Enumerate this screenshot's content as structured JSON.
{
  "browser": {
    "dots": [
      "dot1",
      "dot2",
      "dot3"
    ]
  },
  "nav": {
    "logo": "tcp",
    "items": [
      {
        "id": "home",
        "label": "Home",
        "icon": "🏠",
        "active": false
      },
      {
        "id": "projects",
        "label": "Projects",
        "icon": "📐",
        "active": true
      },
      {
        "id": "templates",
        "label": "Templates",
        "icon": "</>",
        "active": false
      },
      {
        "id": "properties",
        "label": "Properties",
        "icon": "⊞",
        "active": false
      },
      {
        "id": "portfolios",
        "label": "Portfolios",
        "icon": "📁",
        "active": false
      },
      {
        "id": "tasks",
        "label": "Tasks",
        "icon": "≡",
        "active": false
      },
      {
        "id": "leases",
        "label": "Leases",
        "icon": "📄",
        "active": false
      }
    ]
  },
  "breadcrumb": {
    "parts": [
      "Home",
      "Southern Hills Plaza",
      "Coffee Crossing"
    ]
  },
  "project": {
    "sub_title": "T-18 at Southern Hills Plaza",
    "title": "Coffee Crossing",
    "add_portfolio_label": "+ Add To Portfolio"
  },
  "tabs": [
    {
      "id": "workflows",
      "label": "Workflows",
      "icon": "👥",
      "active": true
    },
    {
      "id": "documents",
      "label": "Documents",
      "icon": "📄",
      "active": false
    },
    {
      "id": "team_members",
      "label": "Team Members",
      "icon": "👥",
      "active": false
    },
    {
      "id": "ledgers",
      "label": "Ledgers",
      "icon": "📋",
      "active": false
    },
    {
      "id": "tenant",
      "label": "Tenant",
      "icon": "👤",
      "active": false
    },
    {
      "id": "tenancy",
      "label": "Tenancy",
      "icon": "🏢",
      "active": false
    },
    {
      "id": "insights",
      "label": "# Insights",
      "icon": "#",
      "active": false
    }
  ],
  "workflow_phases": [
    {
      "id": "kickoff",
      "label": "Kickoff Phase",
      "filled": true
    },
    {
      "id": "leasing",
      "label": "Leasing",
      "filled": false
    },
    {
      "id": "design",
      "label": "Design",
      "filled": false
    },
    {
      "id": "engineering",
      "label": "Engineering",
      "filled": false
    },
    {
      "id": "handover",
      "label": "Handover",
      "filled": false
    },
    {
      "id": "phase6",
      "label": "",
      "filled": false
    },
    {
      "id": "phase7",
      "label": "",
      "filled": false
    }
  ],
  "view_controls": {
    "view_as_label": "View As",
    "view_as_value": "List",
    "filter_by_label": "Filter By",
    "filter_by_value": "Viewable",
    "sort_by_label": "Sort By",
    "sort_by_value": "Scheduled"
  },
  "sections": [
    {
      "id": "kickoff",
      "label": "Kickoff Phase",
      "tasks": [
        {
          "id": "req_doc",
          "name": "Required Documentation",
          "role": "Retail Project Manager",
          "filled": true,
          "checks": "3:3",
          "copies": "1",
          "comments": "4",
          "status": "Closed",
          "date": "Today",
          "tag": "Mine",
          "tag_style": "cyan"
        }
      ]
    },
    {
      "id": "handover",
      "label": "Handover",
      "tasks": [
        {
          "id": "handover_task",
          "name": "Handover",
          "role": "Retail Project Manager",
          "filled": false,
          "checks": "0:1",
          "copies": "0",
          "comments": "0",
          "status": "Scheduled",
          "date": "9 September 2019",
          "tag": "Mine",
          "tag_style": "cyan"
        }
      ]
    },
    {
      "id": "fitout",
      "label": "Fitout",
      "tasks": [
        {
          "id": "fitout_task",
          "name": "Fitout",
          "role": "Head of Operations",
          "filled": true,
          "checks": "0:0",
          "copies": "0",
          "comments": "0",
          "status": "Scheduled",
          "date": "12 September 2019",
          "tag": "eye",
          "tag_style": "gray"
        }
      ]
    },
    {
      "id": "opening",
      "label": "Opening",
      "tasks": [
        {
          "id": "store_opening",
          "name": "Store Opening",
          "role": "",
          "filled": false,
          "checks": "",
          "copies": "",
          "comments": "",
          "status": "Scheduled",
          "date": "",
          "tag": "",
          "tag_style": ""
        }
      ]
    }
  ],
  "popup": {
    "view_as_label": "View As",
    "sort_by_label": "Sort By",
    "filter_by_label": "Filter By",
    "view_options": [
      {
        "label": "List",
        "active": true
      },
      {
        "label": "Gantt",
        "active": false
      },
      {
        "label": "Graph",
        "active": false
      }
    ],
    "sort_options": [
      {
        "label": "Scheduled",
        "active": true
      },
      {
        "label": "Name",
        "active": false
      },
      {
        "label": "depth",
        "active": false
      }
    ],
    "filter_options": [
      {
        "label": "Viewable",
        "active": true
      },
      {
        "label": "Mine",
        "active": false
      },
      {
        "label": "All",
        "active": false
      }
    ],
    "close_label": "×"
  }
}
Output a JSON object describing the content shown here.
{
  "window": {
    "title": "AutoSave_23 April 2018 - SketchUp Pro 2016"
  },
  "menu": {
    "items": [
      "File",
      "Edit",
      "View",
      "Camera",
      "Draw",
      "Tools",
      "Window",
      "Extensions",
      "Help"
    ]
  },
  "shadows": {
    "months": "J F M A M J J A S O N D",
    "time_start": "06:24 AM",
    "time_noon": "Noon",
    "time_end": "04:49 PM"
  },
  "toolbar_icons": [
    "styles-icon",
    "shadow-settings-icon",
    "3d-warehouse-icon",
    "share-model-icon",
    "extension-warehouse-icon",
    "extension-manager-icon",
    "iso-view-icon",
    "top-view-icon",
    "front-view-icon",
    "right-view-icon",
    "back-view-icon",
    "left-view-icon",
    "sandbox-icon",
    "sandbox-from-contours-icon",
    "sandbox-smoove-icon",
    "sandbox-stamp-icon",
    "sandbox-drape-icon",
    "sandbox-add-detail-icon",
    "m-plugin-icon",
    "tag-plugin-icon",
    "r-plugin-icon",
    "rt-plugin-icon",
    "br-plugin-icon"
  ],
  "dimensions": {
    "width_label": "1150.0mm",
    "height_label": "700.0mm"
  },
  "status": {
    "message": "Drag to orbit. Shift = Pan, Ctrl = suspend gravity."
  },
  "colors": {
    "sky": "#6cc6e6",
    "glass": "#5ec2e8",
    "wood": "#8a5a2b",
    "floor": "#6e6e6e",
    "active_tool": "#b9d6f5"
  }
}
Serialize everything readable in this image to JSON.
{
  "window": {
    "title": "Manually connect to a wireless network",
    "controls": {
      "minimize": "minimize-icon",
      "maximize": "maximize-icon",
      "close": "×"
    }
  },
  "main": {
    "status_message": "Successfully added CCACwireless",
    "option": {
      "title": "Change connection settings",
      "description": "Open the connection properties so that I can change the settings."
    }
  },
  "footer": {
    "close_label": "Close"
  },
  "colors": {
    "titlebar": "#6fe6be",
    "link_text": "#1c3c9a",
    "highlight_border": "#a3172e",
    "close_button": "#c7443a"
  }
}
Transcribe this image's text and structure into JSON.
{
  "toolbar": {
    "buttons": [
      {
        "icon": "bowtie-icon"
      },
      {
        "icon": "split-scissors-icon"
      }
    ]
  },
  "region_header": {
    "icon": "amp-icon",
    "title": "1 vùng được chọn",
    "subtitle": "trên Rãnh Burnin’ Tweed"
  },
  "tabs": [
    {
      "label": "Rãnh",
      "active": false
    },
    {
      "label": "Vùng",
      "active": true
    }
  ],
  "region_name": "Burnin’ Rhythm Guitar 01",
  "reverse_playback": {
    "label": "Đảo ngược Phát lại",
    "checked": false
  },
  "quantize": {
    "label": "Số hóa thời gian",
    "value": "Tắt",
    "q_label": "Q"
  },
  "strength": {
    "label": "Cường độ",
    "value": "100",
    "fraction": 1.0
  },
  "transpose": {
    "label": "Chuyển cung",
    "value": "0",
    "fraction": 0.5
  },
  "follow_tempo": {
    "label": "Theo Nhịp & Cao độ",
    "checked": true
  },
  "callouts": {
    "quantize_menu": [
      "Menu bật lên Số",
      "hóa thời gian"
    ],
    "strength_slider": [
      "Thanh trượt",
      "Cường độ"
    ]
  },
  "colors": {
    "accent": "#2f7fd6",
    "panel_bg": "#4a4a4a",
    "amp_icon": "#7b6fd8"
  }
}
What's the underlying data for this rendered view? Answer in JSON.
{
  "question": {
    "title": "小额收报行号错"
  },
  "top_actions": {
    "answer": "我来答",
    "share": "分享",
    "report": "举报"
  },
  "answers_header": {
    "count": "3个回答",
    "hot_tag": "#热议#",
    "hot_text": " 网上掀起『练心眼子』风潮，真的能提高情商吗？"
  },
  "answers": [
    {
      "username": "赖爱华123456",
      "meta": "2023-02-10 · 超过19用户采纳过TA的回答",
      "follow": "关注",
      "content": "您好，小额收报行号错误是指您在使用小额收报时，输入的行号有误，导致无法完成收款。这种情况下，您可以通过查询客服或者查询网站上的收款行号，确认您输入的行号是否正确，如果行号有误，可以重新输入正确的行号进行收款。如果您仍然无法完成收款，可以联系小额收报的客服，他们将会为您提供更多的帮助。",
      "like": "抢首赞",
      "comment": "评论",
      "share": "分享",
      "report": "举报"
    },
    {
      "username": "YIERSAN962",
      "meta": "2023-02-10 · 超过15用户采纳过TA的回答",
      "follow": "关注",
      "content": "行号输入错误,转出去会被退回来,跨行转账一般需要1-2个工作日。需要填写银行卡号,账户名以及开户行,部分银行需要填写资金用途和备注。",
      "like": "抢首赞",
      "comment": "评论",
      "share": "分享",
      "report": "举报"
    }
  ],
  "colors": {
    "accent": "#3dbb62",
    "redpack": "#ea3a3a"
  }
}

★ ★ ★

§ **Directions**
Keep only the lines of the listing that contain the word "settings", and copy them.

§ **Your solution**
    "shadow-settings-icon",
      "title": "Change connection settings",
      "description": "Open the connection properties so that I can change the settings."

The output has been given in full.